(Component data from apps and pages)
----

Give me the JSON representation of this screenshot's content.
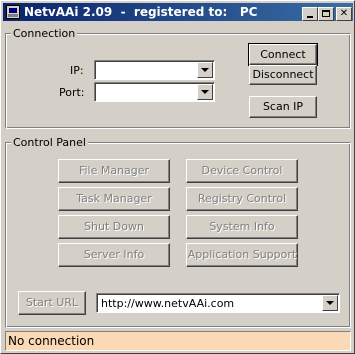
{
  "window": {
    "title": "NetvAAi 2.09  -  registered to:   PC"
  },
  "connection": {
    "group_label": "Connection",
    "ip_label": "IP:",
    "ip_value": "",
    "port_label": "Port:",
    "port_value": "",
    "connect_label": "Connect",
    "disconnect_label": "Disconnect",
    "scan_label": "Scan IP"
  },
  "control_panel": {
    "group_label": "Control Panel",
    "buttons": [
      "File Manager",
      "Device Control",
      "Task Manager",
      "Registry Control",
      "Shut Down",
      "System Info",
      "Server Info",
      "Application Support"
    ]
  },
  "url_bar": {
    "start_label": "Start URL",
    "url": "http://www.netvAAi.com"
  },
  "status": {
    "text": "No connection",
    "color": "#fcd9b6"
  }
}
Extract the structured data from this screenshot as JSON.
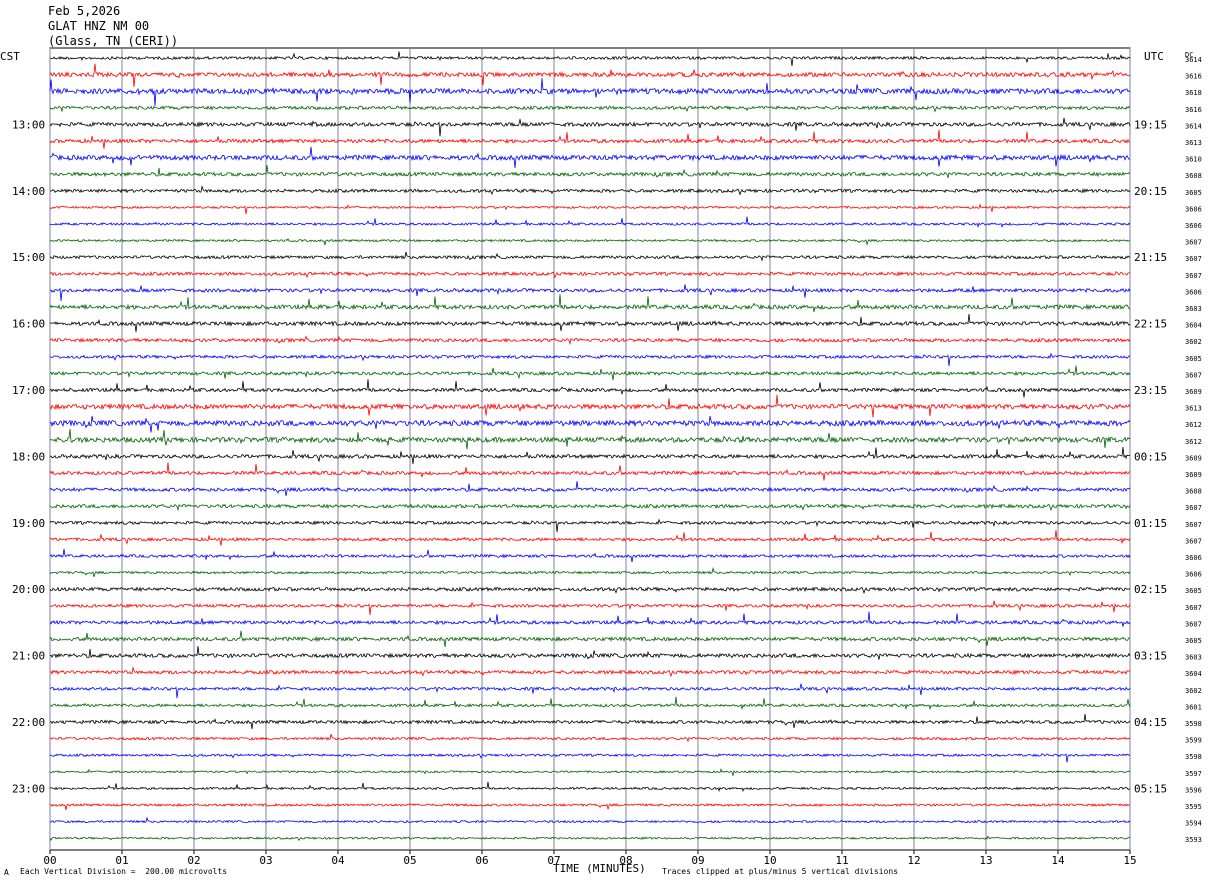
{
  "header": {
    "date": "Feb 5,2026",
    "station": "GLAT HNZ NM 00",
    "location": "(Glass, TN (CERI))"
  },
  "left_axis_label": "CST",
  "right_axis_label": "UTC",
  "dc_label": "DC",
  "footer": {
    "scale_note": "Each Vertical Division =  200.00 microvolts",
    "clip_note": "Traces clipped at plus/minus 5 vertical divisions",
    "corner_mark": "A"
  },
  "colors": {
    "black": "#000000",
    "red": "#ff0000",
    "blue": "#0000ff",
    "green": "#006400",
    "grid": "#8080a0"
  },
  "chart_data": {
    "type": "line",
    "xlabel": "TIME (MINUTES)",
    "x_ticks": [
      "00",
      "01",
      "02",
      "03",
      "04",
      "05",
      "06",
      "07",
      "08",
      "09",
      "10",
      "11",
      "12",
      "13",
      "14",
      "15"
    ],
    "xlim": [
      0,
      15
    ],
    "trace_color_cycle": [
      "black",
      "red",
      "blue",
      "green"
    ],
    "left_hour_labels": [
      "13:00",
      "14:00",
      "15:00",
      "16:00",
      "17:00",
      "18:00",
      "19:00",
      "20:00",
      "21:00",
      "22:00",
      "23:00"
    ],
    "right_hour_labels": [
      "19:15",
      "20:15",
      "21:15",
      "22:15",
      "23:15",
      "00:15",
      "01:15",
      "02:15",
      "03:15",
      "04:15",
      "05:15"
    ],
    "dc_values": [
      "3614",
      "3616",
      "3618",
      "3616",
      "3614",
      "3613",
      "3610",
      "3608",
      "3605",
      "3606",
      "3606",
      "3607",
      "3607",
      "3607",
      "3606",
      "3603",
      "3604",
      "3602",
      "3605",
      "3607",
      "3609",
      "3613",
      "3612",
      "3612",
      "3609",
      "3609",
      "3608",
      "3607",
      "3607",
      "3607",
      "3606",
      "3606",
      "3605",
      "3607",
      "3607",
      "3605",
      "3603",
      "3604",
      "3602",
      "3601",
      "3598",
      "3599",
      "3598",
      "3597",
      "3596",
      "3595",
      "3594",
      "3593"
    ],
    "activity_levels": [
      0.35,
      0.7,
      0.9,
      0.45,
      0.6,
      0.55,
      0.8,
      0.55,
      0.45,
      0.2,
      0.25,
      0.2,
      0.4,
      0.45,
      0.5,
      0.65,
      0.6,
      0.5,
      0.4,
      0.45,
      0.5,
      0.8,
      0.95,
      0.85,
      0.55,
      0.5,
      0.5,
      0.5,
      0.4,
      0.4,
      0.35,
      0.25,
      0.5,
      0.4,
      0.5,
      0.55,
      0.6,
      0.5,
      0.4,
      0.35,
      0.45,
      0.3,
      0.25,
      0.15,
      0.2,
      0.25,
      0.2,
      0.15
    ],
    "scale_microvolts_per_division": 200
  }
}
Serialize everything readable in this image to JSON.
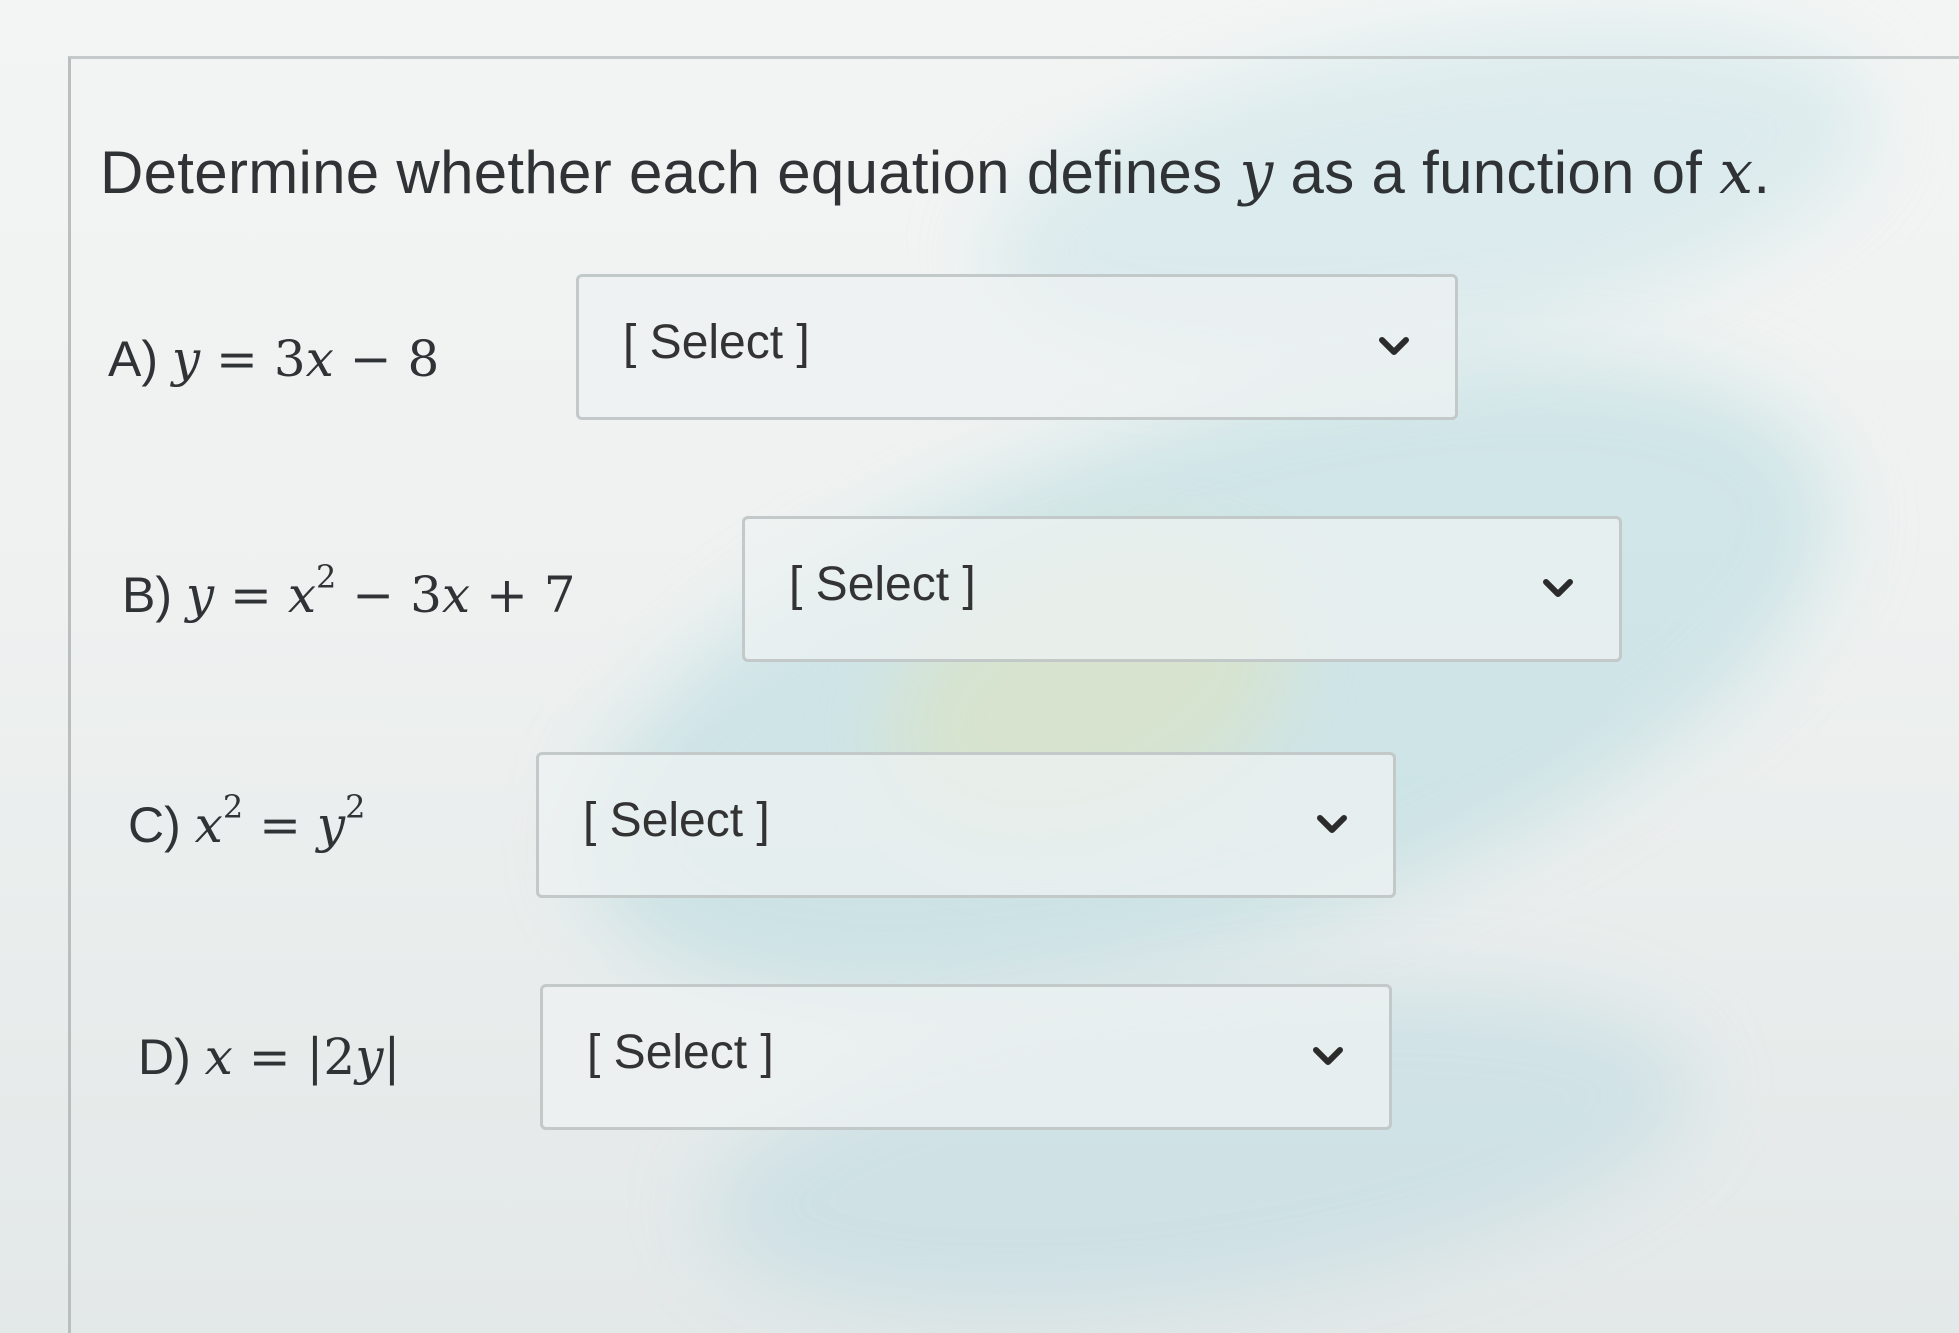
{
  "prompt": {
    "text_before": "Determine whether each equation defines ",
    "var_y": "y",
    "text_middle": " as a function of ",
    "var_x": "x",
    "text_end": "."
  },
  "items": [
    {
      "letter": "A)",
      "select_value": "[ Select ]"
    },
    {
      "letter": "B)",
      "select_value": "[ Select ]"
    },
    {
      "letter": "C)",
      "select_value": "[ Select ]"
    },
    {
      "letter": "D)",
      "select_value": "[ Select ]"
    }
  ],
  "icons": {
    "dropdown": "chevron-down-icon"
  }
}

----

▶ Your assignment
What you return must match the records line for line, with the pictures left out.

▶ Response below
Give me the JSON representation of this screenshot's content.
{
  "window": {
    "title": "NetvAAi 2.09  -  registered to:   PC"
  },
  "connection": {
    "group_label": "Connection",
    "ip_label": "IP:",
    "ip_value": "",
    "port_label": "Port:",
    "port_value": "",
    "connect_label": "Connect",
    "disconnect_label": "Disconnect",
    "scan_label": "Scan IP"
  },
  "control_panel": {
    "group_label": "Control Panel",
    "buttons": [
      "File Manager",
      "Device Control",
      "Task Manager",
      "Registry Control",
      "Shut Down",
      "System Info",
      "Server Info",
      "Application Support"
    ]
  },
  "url_bar": {
    "start_label": "Start URL",
    "url": "http://www.netvAAi.com"
  },
  "status": {
    "text": "No connection",
    "color": "#fcd9b6"
  }
}
Extract the structured data from this screenshot as JSON.
{
  "header": {
    "date": "Feb 5,2026",
    "station": "GLAT HNZ NM 00",
    "location": "(Glass, TN (CERI))"
  },
  "left_axis_label": "CST",
  "right_axis_label": "UTC",
  "dc_label": "DC",
  "footer": {
    "scale_note": "Each Vertical Division =  200.00 microvolts",
    "clip_note": "Traces clipped at plus/minus 5 vertical divisions",
    "corner_mark": "A"
  },
  "colors": {
    "black": "#000000",
    "red": "#ff0000",
    "blue": "#0000ff",
    "green": "#006400",
    "grid": "#8080a0"
  },
  "chart_data": {
    "type": "line",
    "xlabel": "TIME (MINUTES)",
    "x_ticks": [
      "00",
      "01",
      "02",
      "03",
      "04",
      "05",
      "06",
      "07",
      "08",
      "09",
      "10",
      "11",
      "12",
      "13",
      "14",
      "15"
    ],
    "xlim": [
      0,
      15
    ],
    "trace_color_cycle": [
      "black",
      "red",
      "blue",
      "green"
    ],
    "left_hour_labels": [
      "13:00",
      "14:00",
      "15:00",
      "16:00",
      "17:00",
      "18:00",
      "19:00",
      "20:00",
      "21:00",
      "22:00",
      "23:00"
    ],
    "right_hour_labels": [
      "19:15",
      "20:15",
      "21:15",
      "22:15",
      "23:15",
      "00:15",
      "01:15",
      "02:15",
      "03:15",
      "04:15",
      "05:15"
    ],
    "dc_values": [
      "3614",
      "3616",
      "3618",
      "3616",
      "3614",
      "3613",
      "3610",
      "3608",
      "3605",
      "3606",
      "3606",
      "3607",
      "3607",
      "3607",
      "3606",
      "3603",
      "3604",
      "3602",
      "3605",
      "3607",
      "3609",
      "3613",
      "3612",
      "3612",
      "3609",
      "3609",
      "3608",
      "3607",
      "3607",
      "3607",
      "3606",
      "3606",
      "3605",
      "3607",
      "3607",
      "3605",
      "3603",
      "3604",
      "3602",
      "3601",
      "3598",
      "3599",
      "3598",
      "3597",
      "3596",
      "3595",
      "3594",
      "3593"
    ],
    "activity_levels": [
      0.35,
      0.7,
      0.9,
      0.45,
      0.6,
      0.55,
      0.8,
      0.55,
      0.45,
      0.2,
      0.25,
      0.2,
      0.4,
      0.45,
      0.5,
      0.65,
      0.6,
      0.5,
      0.4,
      0.45,
      0.5,
      0.8,
      0.95,
      0.85,
      0.55,
      0.5,
      0.5,
      0.5,
      0.4,
      0.4,
      0.35,
      0.25,
      0.5,
      0.4,
      0.5,
      0.55,
      0.6,
      0.5,
      0.4,
      0.35,
      0.45,
      0.3,
      0.25,
      0.15,
      0.2,
      0.25,
      0.2,
      0.15
    ],
    "scale_microvolts_per_division": 200
  }
}
Serialize everything readable in this image to JSON.
{
  "prompt": {
    "text_before": "Determine whether each equation defines ",
    "var_y": "y",
    "text_middle": " as a function of ",
    "var_x": "x",
    "text_end": "."
  },
  "items": [
    {
      "letter": "A)",
      "select_value": "[ Select ]"
    },
    {
      "letter": "B)",
      "select_value": "[ Select ]"
    },
    {
      "letter": "C)",
      "select_value": "[ Select ]"
    },
    {
      "letter": "D)",
      "select_value": "[ Select ]"
    }
  ],
  "icons": {
    "dropdown": "chevron-down-icon"
  }
}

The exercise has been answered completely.